- **WHAT TO PRODUCE**: The reply should hold every record, copied exactly.

- **RECORDED INFORMATION**:
* * * * * * * * *

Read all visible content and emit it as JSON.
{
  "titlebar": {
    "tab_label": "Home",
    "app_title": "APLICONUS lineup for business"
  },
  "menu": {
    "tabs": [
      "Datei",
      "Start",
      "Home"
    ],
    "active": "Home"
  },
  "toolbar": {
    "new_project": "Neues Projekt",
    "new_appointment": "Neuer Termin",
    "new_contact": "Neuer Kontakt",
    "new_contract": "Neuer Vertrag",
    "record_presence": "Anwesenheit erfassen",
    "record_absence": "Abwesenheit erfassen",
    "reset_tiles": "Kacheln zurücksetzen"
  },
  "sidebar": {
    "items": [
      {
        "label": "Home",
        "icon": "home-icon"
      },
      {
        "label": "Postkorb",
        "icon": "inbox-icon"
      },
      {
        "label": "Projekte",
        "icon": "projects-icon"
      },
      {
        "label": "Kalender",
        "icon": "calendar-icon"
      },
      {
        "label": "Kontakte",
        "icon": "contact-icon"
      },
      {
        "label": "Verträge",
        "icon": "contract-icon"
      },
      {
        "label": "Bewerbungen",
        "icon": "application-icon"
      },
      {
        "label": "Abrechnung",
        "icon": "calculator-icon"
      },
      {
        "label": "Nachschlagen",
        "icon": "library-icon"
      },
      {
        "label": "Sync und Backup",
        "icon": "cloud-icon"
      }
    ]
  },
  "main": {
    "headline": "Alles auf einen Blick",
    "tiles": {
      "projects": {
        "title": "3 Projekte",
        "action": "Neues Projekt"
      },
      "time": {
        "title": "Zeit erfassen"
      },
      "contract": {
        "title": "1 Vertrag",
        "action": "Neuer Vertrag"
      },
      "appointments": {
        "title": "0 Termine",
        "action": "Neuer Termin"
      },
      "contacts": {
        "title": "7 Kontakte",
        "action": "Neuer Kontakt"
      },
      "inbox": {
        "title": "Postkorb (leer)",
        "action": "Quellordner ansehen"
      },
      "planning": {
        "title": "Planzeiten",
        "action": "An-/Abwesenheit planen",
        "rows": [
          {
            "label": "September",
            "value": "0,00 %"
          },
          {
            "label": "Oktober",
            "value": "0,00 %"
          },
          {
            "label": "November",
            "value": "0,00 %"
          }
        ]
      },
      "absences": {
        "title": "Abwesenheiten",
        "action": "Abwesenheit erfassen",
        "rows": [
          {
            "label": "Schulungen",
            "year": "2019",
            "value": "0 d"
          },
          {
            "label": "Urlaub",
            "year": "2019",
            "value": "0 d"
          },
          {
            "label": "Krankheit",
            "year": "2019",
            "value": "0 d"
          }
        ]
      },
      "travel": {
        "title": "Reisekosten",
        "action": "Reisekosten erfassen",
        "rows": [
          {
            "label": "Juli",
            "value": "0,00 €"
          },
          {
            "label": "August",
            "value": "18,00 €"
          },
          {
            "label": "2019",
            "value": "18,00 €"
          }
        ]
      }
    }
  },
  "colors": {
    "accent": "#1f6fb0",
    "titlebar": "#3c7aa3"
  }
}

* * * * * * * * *

- **RESPONSE TO THIS EXERCISE**:
Read all visible content and emit it as JSON.
{
  "titlebar": {
    "tab_label": "Home",
    "app_title": "APLICONUS lineup for business"
  },
  "menu": {
    "tabs": [
      "Datei",
      "Start",
      "Home"
    ],
    "active": "Home"
  },
  "toolbar": {
    "new_project": "Neues Projekt",
    "new_appointment": "Neuer Termin",
    "new_contact": "Neuer Kontakt",
    "new_contract": "Neuer Vertrag",
    "record_presence": "Anwesenheit erfassen",
    "record_absence": "Abwesenheit erfassen",
    "reset_tiles": "Kacheln zurücksetzen"
  },
  "sidebar": {
    "items": [
      {
        "label": "Home",
        "icon": "home-icon"
      },
      {
        "label": "Postkorb",
        "icon": "inbox-icon"
      },
      {
        "label": "Projekte",
        "icon": "projects-icon"
      },
      {
        "label": "Kalender",
        "icon": "calendar-icon"
      },
      {
        "label": "Kontakte",
        "icon": "contact-icon"
      },
      {
        "label": "Verträge",
        "icon": "contract-icon"
      },
      {
        "label": "Bewerbungen",
        "icon": "application-icon"
      },
      {
        "label": "Abrechnung",
        "icon": "calculator-icon"
      },
      {
        "label": "Nachschlagen",
        "icon": "library-icon"
      },
      {
        "label": "Sync und Backup",
        "icon": "cloud-icon"
      }
    ]
  },
  "main": {
    "headline": "Alles auf einen Blick",
    "tiles": {
      "projects": {
        "title": "3 Projekte",
        "action": "Neues Projekt"
      },
      "time": {
        "title": "Zeit erfassen"
      },
      "contract": {
        "title": "1 Vertrag",
        "action": "Neuer Vertrag"
      },
      "appointments": {
        "title": "0 Termine",
        "action": "Neuer Termin"
      },
      "contacts": {
        "title": "7 Kontakte",
        "action": "Neuer Kontakt"
      },
      "inbox": {
        "title": "Postkorb (leer)",
        "action": "Quellordner ansehen"
      },
      "planning": {
        "title": "Planzeiten",
        "action": "An-/Abwesenheit planen",
        "rows": [
          {
            "label": "September",
            "value": "0,00 %"
          },
          {
            "label": "Oktober",
            "value": "0,00 %"
          },
          {
            "label": "November",
            "value": "0,00 %"
          }
        ]
      },
      "absences": {
        "title": "Abwesenheiten",
        "action": "Abwesenheit erfassen",
        "rows": [
          {
            "label": "Schulungen",
            "year": "2019",
            "value": "0 d"
          },
          {
            "label": "Urlaub",
            "year": "2019",
            "value": "0 d"
          },
          {
            "label": "Krankheit",
            "year": "2019",
            "value": "0 d"
          }
        ]
      },
      "travel": {
        "title": "Reisekosten",
        "action": "Reisekosten erfassen",
        "rows": [
          {
            "label": "Juli",
            "value": "0,00 €"
          },
          {
            "label": "August",
            "value": "18,00 €"
          },
          {
            "label": "2019",
            "value": "18,00 €"
          }
        ]
      }
    }
  },
  "colors": {
    "accent": "#1f6fb0",
    "titlebar": "#3c7aa3"
  }
}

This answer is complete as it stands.